Negotiating the relatively small elevator shaft was one of the most challenging parts of the project for Tobin and his crew, forcing him and his team to carry heavy steel beams up nine flights of stairs and bring up the outdoor Jacuzzi shell in two pieces. “It was difficult to get everything in the house,” Tobin says. “Everything had to be cut, fabricated and reassembled by hand.” Once on-site, they completely rebuilt the apartment to Bayou’s specifications. One such example is in the living area, where Bayou had a marble replace niche recessed between a pair of matching unfilled-travertine floor-to- ceiling wall panels—a decision made to create a more open feel. “The apartment is not that wide, so recessing things makes it feel bigger,” he explains. “I wanted to make a statement.” The smoothness of the marble juxtaposes with the honed limestone and the red-black granite flooring, which has a rough surface. “The different textures work together to create a sense of depth,” Bayou adds. “The Venetian plaster gives a subtle shine.”

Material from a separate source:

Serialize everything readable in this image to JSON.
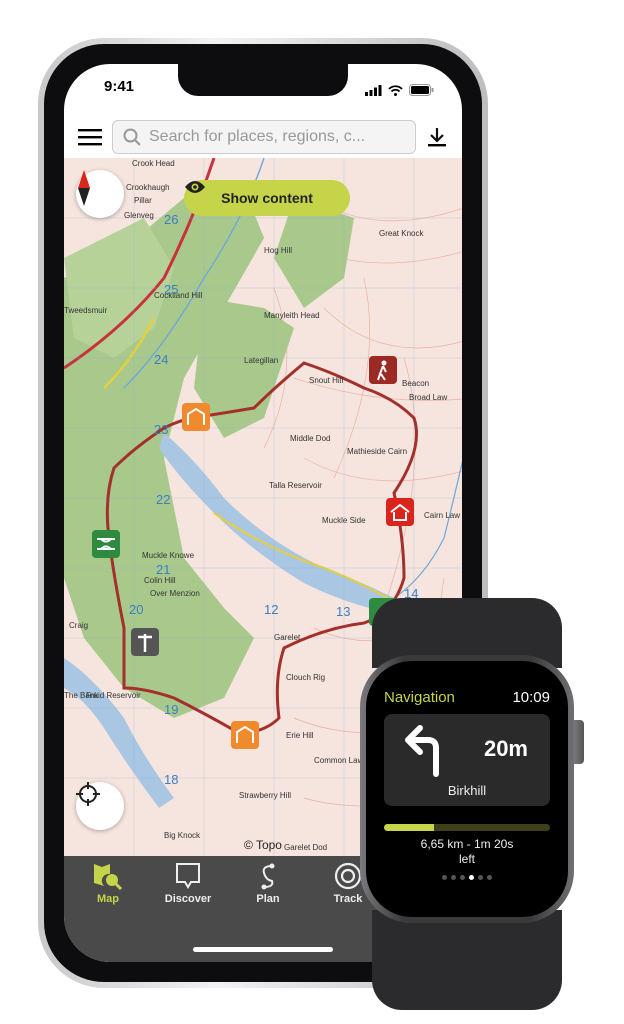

A mix of texture can be found throughout the entire apartment, such as in the dining room, where a grid of cowhide-covered wall panels features cleverly concealed storage niches with space for a television and a coat closet. Likewise, the walls in the den are covered with a silk iridescent fabric that resembles scrunched silk. “It’s almost like Fortuny pleating,” Bayou notes. “I try to use rich, classic materials in different ways.”

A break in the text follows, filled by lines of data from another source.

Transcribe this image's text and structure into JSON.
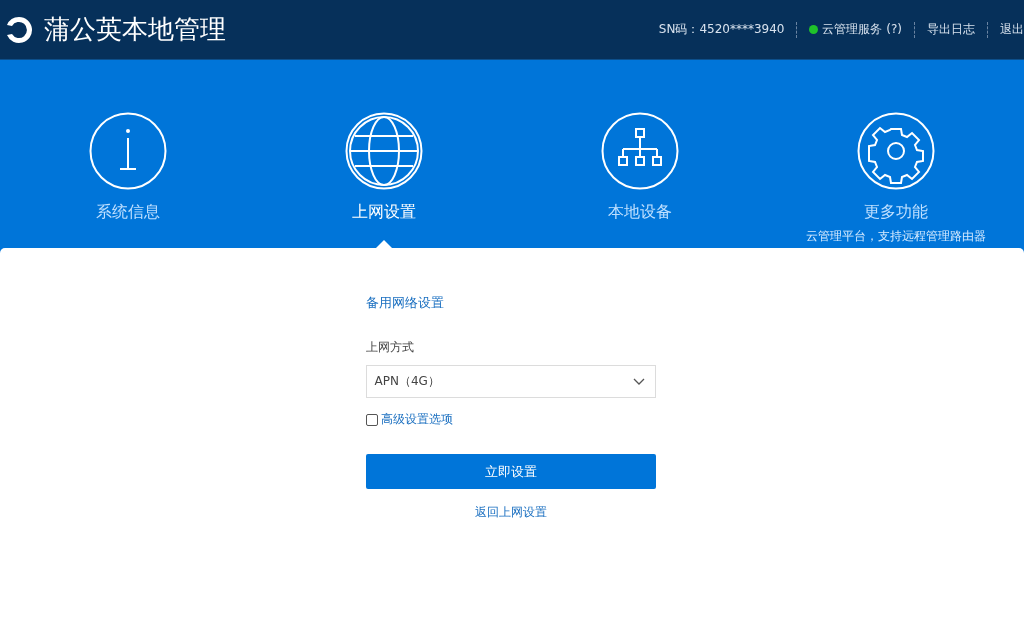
{
  "header": {
    "title": "蒲公英本地管理",
    "sn": "SN码：4520****3940",
    "cloud_service": {
      "label": "云管理服务 (?)",
      "online": true
    },
    "links": [
      "导出日志",
      "退出"
    ]
  },
  "nav": [
    {
      "kind": "info",
      "label": "系统信息",
      "selected": false
    },
    {
      "kind": "globe",
      "label": "上网设置",
      "selected": true
    },
    {
      "kind": "network",
      "label": "本地设备",
      "selected": false
    },
    {
      "kind": "gear",
      "label": "更多功能",
      "subtitle": "云管理平台，支持远程管理路由器",
      "selected": false
    }
  ],
  "form": {
    "heading": "备用网络设置",
    "field_label": "上网方式",
    "select_value": "APN（4G）",
    "advanced": {
      "label": "高级设置选项",
      "checked": false
    },
    "submit": "立即设置",
    "back_link": "返回上网设置"
  }
}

That sense of creativity informed everything from the layout to custom furnishings such as a sculptural-bronze- brass-and-porcelain chandelier that Bayou designed in collaboration with Lindsey Adelman. Its light reflects off the porcelain shades, softly illuminating a vintage French table with a steel top and a set of bespoke silk-covered dining chairs inspired by both midcentury and Asian lines.

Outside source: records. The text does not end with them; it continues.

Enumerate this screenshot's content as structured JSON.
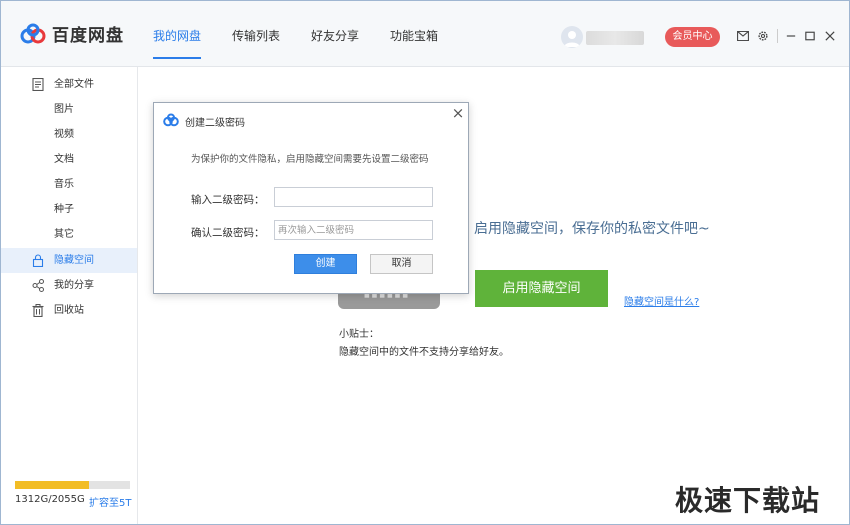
{
  "header": {
    "logo_text": "百度网盘",
    "tabs": [
      {
        "label": "我的网盘",
        "active": true
      },
      {
        "label": "传输列表",
        "active": false
      },
      {
        "label": "好友分享",
        "active": false
      },
      {
        "label": "功能宝箱",
        "active": false
      }
    ],
    "vip_label": "会员中心"
  },
  "sidebar": {
    "items": [
      {
        "label": "全部文件",
        "icon": "file-icon"
      },
      {
        "label": "图片",
        "icon": ""
      },
      {
        "label": "视频",
        "icon": ""
      },
      {
        "label": "文档",
        "icon": ""
      },
      {
        "label": "音乐",
        "icon": ""
      },
      {
        "label": "种子",
        "icon": ""
      },
      {
        "label": "其它",
        "icon": ""
      },
      {
        "label": "隐藏空间",
        "icon": "lock-icon",
        "active": true
      },
      {
        "label": "我的分享",
        "icon": "share-icon"
      },
      {
        "label": "回收站",
        "icon": "trash-icon"
      }
    ],
    "storage_text": "1312G/2055G",
    "storage_used_fraction": 0.64,
    "expand_label": "扩容至5T"
  },
  "main": {
    "slogan": "启用隐藏空间，保存你的私密文件吧~",
    "enable_button": "启用隐藏空间",
    "what_link": "隐藏空间是什么?",
    "tip_title": "小贴士：",
    "tip_text": "隐藏空间中的文件不支持分享给好友。"
  },
  "dialog": {
    "title": "创建二级密码",
    "description": "为保护你的文件隐私，启用隐藏空间需要先设置二级密码",
    "password_label": "输入二级密码：",
    "password_value": "",
    "confirm_label": "确认二级密码：",
    "confirm_placeholder": "再次输入二级密码",
    "create_button": "创建",
    "cancel_button": "取消"
  },
  "colors": {
    "accent": "#2b7de9",
    "vip": "#e85a5a",
    "enable": "#5fb33a",
    "storage": "#f2bd26"
  },
  "watermark": "极速下载站"
}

For Bayou, comfort was just as important as style. “Nothing that Bradley designs is ever uncomfortable,” Itkin says. “You just sink into the furniture.” In the living room, for example, Bayou combined a plush sectional and a pair of modern leather chairs with an African sculpture to create a look that Bayou has dubbed “world modernism.” “It’s about combining pieces from all over the world and at all different times,” Bayou explains. “The lines are similar, and you connect them together with color. You mix that with contemporary art, and it just works.”
Bayou took the same approach in the master bedroom, for which he designed a custom mahogany headboard, once again employing cowhide for its upholstery. Luminescent silk-and-wool draperies act as a bridge between the subtle sheen of the cowhide and the textural hemp wallcovering. “The draperies are the same color as the walls,” Bayou says. “I didn’t want to break things up with a different color, because it prevents your eye from moving to the window, which is where the view is.” In fact, much of the unit was designed around the view. Even the glass-enclosed shower in the master suite looks right down onto the West Village. “You can actually look out onto the city while you take a shower,” Itkin says.
The crowning jewel of the many splendid views is outside on the 500-square-foot balcony, where the black-granite Jacuzzi has been positioned on an angle slightly askew of its wooden base in order to face the Empire State Building. Weathered-teak living and dining sets provide plenty of space for the couple and their guests to relax over cocktails. “You’re in the middle of the action, but at the same time, it’s very private,” Bayou says. “I pinch myself when I’m here.”
— Tate Gunnerson